» **Task statement**
Every line of the listing that holds the word "accel" should be returned.
• • • • • • •
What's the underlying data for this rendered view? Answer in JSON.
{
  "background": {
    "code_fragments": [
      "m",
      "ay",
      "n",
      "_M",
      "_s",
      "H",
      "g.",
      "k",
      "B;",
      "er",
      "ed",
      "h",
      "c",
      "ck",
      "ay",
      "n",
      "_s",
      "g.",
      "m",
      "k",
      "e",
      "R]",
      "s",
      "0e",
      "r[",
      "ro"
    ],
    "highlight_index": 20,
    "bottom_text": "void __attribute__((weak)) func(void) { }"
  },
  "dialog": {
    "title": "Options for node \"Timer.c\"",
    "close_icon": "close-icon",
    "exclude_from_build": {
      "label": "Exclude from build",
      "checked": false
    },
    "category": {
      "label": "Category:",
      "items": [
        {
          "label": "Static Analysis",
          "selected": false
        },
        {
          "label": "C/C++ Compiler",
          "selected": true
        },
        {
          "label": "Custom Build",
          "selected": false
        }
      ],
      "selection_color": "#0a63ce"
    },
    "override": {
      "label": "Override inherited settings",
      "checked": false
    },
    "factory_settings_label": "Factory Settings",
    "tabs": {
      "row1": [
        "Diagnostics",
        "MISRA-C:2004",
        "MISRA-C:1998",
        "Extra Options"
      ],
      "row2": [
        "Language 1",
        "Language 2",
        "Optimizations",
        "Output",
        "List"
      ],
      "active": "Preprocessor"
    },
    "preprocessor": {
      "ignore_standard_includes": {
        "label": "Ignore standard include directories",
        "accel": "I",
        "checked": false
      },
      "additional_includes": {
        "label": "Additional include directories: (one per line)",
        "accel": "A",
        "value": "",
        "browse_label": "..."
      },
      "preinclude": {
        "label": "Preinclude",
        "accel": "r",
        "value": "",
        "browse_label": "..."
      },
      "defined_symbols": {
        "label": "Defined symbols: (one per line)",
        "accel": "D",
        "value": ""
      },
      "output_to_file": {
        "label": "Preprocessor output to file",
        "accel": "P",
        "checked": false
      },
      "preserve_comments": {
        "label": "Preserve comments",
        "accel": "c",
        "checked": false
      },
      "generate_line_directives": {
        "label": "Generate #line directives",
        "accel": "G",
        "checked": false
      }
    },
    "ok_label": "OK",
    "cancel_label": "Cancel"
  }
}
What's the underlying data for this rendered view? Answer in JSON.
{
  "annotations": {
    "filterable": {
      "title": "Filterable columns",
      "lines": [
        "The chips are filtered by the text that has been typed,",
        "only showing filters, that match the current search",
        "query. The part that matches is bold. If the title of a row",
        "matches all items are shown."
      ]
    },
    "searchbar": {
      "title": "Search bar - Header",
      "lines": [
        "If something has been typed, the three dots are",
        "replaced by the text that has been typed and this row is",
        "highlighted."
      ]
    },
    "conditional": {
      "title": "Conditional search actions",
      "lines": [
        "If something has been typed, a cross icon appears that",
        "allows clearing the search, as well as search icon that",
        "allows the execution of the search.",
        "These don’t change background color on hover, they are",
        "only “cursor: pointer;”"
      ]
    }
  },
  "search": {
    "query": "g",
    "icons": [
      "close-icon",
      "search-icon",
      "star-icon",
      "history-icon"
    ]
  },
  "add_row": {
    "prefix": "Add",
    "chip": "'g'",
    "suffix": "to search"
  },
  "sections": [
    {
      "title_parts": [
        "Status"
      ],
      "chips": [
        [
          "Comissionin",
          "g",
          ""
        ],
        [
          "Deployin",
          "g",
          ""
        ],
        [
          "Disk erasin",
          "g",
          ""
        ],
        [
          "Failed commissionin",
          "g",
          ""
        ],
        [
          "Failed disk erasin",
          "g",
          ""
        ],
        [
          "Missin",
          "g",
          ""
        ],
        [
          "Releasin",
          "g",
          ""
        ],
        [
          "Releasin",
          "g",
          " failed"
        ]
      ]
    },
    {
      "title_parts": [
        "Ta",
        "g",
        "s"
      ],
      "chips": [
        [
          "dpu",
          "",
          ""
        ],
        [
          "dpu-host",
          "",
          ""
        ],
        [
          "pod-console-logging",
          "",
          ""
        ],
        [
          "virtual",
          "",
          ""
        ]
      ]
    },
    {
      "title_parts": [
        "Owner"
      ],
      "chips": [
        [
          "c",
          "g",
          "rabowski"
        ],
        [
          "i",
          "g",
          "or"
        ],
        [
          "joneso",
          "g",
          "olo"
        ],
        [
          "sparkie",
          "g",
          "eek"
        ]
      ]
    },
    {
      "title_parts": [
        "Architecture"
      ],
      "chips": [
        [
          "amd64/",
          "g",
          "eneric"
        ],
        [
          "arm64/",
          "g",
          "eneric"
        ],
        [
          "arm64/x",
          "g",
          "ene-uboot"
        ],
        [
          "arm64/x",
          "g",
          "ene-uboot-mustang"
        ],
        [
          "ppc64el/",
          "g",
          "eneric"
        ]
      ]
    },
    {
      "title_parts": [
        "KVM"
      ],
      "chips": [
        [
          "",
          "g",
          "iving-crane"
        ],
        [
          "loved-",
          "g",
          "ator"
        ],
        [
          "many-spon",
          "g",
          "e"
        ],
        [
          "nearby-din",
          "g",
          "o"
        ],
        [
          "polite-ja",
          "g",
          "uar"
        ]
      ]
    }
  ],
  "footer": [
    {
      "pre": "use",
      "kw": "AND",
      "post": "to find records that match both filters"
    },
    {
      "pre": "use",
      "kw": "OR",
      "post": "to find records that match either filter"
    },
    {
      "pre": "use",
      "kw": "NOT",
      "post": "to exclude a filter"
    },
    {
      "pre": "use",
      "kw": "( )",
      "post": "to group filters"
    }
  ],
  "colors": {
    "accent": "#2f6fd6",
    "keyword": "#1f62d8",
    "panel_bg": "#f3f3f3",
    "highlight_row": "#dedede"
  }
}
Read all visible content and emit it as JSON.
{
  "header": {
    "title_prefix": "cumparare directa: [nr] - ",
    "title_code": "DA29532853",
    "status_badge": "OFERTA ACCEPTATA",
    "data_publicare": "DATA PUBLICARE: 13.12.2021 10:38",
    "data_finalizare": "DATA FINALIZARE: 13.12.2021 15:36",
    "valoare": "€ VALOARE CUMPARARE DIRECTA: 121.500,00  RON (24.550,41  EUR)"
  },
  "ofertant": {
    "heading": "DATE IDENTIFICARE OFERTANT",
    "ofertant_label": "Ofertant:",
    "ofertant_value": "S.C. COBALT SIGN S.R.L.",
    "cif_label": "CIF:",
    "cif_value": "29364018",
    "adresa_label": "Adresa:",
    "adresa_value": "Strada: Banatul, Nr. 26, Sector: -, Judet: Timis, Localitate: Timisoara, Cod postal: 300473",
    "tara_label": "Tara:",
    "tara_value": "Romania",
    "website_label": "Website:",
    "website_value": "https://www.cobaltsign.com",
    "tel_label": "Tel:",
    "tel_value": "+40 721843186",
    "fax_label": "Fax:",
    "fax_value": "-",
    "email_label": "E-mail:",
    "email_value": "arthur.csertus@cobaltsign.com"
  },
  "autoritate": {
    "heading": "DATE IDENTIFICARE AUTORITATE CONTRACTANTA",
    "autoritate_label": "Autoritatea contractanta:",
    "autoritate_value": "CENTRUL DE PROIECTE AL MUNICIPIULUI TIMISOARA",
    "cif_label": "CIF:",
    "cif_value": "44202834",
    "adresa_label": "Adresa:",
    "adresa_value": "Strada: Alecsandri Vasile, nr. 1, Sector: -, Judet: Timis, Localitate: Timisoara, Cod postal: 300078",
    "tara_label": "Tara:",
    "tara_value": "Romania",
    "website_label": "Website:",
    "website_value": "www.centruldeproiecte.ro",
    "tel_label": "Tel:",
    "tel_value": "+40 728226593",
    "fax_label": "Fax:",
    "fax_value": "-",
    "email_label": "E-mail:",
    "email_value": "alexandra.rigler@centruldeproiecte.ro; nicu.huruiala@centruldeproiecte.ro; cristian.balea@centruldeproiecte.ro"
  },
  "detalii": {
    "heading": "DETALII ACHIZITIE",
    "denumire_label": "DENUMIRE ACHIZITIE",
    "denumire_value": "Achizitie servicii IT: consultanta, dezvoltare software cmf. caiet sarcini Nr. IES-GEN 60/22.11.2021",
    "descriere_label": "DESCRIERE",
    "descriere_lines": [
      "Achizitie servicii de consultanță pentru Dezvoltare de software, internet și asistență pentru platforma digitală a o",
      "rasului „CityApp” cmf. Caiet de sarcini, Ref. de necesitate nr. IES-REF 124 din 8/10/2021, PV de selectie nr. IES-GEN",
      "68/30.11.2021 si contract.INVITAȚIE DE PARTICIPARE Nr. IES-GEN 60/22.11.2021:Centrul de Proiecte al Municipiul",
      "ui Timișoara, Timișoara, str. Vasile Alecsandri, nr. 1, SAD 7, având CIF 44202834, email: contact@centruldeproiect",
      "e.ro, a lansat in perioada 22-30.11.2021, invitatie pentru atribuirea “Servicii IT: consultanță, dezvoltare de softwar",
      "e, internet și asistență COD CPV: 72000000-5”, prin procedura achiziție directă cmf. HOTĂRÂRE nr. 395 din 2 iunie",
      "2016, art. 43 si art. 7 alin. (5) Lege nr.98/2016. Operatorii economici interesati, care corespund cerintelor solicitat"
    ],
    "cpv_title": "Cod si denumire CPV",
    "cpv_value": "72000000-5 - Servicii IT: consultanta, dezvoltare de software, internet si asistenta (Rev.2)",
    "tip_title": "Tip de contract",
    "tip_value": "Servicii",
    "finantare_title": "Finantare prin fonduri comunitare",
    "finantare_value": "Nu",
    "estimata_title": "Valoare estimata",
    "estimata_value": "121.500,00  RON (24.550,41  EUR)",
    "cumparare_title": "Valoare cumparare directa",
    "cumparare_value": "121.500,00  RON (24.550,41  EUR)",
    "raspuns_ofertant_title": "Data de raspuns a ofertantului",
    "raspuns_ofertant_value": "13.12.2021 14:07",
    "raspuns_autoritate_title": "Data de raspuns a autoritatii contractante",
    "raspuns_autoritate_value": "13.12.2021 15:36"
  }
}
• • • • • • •
» **Response area**
        "accel": "I",
        "accel": "A",
        "accel": "r",
        "accel": "D",
        "accel": "P",
        "accel": "c",
        "accel": "G",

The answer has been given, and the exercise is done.